Let’s go back to the feisty writer premise we introduced in my last blog → Your job as a feisty writer is to:
Take the ego out and stay in creative motion.
Nowhere is this more important than in the submission process. Submitting to an agent, competition, or contest can be scary. It’s the moment of judgment. No more dreaming, plotting, editing, or shaping. Your submission will be followed with a clear “yes” or “no.” Having been on both sides of the game, I get it. I’ve been both the “submitter” and the “decider.” I’ve learned a lot being on both sides. But, to be honest, I have learned the most as someone who has had to judge the work of other writers.
Here’s what I can tell you that I have learned as the “decider.”
There are a certain amount of pieces that rise to the top–these we will call the finalists.
They are finalists because they are well written, have strong concepts and unique voices, and are polished. (You want to hone your craft until you find yourself in this arena. There is no short cut, just consistent joyful work on your craft.)
But, when looking at your pile of finalists, you are facing a crop of good stuff.
How do you decide on a winner?
The honest answer is that it’s subjective. Why one piece hits me and rises to the top is extraordinarily personal and sometimes unexplainable. And often it comes down to the mustard factor.
What is the mustard factor, you ask?
I was in a room with a group of movie producers, and we were in the process of casting.
All day long, actors came in to read for various parts.
Two equally talented actors came in for the same part. The first actor auditioned before lunch. He was on point, funny, and we were all impressed. Then lunch came, providing us with gourmet hot dogs with gourmet mustard. Said mustard got on the head producer’s tie. It happened to be an expensive silk tie he loved. And that put him in a bad mood.
In walked the second actor.
And guess what, he was awesome. On point, funny, and we were all impressed. (Maybe he was even a smidge more awesome than the first actor.) But, the producer who was making the ultimate decision was in a bad mood because of his damn soiled tie. No amount of talking it through could convince him that the second actor was as good as the first.

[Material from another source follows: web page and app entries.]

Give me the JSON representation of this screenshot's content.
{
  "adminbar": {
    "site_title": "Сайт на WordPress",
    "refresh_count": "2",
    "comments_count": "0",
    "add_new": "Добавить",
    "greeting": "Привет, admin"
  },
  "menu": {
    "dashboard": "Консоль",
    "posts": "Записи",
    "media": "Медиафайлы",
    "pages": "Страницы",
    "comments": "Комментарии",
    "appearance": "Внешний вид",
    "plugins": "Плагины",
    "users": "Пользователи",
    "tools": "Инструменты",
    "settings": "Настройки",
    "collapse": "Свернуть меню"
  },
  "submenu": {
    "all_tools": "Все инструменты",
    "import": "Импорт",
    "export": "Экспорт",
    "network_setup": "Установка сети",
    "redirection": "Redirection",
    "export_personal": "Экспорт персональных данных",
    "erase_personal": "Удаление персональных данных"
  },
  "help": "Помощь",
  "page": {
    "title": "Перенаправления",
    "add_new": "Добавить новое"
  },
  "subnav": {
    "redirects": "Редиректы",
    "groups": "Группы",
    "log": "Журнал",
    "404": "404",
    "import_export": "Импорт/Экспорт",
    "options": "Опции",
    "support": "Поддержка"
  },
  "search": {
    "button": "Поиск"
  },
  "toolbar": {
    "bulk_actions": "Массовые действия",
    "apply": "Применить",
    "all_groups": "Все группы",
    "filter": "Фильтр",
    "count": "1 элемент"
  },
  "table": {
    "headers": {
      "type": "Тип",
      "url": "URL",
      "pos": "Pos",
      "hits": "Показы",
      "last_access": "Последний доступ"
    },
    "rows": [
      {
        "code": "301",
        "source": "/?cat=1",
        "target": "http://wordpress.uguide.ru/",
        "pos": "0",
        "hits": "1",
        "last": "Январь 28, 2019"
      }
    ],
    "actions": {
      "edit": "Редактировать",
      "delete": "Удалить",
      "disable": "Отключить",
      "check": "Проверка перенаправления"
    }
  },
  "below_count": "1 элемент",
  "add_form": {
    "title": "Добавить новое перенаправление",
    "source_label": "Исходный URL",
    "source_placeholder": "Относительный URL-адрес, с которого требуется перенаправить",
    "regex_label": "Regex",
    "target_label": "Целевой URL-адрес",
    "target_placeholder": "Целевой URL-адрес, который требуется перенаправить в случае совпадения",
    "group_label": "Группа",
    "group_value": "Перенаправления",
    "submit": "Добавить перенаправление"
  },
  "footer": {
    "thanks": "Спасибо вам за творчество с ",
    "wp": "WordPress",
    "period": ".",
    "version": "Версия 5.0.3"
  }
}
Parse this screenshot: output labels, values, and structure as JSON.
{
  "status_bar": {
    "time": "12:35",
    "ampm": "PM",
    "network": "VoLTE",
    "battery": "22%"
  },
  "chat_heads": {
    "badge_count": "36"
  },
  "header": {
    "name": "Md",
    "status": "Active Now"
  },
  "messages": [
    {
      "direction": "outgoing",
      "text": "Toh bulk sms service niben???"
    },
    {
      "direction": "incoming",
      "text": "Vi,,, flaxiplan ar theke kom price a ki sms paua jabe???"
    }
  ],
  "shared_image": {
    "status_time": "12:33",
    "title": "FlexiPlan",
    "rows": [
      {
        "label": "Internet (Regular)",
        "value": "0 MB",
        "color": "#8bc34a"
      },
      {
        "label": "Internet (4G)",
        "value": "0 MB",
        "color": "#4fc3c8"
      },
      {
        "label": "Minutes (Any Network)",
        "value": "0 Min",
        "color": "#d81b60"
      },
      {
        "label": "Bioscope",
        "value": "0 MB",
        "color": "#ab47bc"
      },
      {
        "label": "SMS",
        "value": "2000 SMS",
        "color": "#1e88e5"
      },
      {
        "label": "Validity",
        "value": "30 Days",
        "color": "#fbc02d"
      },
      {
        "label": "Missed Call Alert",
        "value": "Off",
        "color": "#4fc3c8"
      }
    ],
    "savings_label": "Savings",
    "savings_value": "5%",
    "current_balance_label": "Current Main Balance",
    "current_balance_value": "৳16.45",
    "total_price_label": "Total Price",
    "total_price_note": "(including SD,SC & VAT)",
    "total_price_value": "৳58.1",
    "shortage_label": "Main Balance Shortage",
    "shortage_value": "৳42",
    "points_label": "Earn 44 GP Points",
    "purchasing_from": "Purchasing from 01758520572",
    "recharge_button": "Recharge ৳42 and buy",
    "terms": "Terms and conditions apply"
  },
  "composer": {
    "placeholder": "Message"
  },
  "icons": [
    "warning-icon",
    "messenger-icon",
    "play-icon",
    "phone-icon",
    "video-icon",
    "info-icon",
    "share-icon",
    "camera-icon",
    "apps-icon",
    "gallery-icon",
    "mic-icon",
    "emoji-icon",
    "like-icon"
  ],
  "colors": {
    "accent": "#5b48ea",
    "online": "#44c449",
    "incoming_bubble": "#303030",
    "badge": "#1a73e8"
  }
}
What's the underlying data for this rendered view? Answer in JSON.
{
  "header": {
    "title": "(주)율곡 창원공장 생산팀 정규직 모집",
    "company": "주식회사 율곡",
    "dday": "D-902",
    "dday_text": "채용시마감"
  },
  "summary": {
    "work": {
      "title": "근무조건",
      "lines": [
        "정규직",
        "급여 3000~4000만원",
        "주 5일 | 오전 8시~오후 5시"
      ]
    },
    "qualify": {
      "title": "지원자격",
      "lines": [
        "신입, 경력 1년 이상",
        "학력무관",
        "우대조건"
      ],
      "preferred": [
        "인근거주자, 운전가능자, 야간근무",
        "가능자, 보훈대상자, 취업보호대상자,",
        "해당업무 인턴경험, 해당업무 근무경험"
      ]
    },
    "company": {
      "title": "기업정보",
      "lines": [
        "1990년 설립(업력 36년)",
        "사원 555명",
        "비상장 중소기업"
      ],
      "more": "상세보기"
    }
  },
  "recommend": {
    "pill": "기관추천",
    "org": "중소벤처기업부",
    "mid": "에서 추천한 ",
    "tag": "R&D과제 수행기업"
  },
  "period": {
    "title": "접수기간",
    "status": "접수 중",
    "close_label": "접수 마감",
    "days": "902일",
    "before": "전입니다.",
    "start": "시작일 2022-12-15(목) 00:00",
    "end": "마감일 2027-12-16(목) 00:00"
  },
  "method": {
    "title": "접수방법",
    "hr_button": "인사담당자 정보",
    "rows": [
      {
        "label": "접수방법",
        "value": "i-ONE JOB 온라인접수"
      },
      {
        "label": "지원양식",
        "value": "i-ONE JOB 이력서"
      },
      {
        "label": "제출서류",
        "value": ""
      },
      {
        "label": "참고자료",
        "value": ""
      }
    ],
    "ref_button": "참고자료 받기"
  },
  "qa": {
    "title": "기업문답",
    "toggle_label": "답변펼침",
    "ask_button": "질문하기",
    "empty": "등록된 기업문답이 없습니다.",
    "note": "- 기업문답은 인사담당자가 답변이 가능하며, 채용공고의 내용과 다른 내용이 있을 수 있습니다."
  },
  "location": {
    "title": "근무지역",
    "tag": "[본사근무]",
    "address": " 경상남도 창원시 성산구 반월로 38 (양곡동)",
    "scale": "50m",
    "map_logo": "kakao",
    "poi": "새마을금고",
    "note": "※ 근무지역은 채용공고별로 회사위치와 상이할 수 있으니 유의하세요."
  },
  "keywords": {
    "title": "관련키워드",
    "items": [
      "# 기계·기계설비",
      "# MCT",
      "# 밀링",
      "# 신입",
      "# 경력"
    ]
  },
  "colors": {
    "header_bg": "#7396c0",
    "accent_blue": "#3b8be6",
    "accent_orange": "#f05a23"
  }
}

So the first actor was hired. From that point on, we referred to the subjectiveness of the deciders as “the mustard factor.”
Now don’t get me wrong–you still have to be awesome to get to that round. You need to be a finalist. So work your craft like mad. But don’t take every or any hit personally.
How to Be a Feisty Submitter
1. Make submitting part of your weekly or monthly schedule. Put contests or agent submissions on your “to do” list. (Go to Hope Clark’s fundsforwriters.com for awesome submission info.)
2. No need to talk about submissions with anyone, just do it.
3. Refine, refine, refine. If you are seeking an agent, keep refining that search or rewriting the query if you get feedback.
4. Submit to the same competitions even if you are rejected–especially the ones that offer feedback. Take the feedback. They will be impressed with your tenacity.
5. Run your own race. Do not compare yourself to anyone. Focus on improving your track record of submitting.
6. Live by the question: Are you better at submitting now that you were in the past? (Keep improving based on your answer.)
7. Reward yourself for submissions, not for wins.
Photo Credit: goo.gl/images/q6EStg